___ RECORDS FOR THIS EXERCISE ___

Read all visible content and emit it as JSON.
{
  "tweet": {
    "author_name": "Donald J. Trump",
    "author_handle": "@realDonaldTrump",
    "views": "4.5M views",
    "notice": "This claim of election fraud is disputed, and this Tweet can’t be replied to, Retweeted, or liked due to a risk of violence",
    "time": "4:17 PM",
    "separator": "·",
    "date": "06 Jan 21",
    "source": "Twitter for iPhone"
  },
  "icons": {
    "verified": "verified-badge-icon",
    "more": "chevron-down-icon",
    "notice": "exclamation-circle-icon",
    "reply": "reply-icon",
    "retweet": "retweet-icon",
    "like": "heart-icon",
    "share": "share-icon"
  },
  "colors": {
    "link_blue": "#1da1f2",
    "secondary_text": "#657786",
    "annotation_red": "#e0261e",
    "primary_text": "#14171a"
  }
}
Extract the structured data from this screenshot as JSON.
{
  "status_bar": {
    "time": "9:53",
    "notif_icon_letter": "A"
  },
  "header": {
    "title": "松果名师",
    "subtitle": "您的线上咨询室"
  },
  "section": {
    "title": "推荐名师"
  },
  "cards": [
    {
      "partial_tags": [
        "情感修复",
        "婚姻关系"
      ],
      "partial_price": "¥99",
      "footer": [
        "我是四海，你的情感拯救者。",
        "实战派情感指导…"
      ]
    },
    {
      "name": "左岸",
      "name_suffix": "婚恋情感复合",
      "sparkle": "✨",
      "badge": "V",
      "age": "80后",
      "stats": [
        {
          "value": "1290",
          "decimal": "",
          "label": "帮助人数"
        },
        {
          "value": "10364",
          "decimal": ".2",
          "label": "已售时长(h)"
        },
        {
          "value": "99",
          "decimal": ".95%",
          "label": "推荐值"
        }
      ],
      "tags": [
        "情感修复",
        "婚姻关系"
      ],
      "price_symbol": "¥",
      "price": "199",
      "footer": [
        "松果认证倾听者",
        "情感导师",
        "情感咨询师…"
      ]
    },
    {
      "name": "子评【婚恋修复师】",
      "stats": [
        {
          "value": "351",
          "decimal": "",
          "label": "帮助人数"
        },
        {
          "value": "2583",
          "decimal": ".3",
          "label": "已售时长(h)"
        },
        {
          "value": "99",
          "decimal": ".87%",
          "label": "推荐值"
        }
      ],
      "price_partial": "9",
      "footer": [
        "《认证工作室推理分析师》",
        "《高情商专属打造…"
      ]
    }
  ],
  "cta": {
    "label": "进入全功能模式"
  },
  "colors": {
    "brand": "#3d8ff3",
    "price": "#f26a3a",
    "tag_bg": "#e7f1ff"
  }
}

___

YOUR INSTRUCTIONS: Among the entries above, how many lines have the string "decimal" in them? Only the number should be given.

FINISHED TASK: 6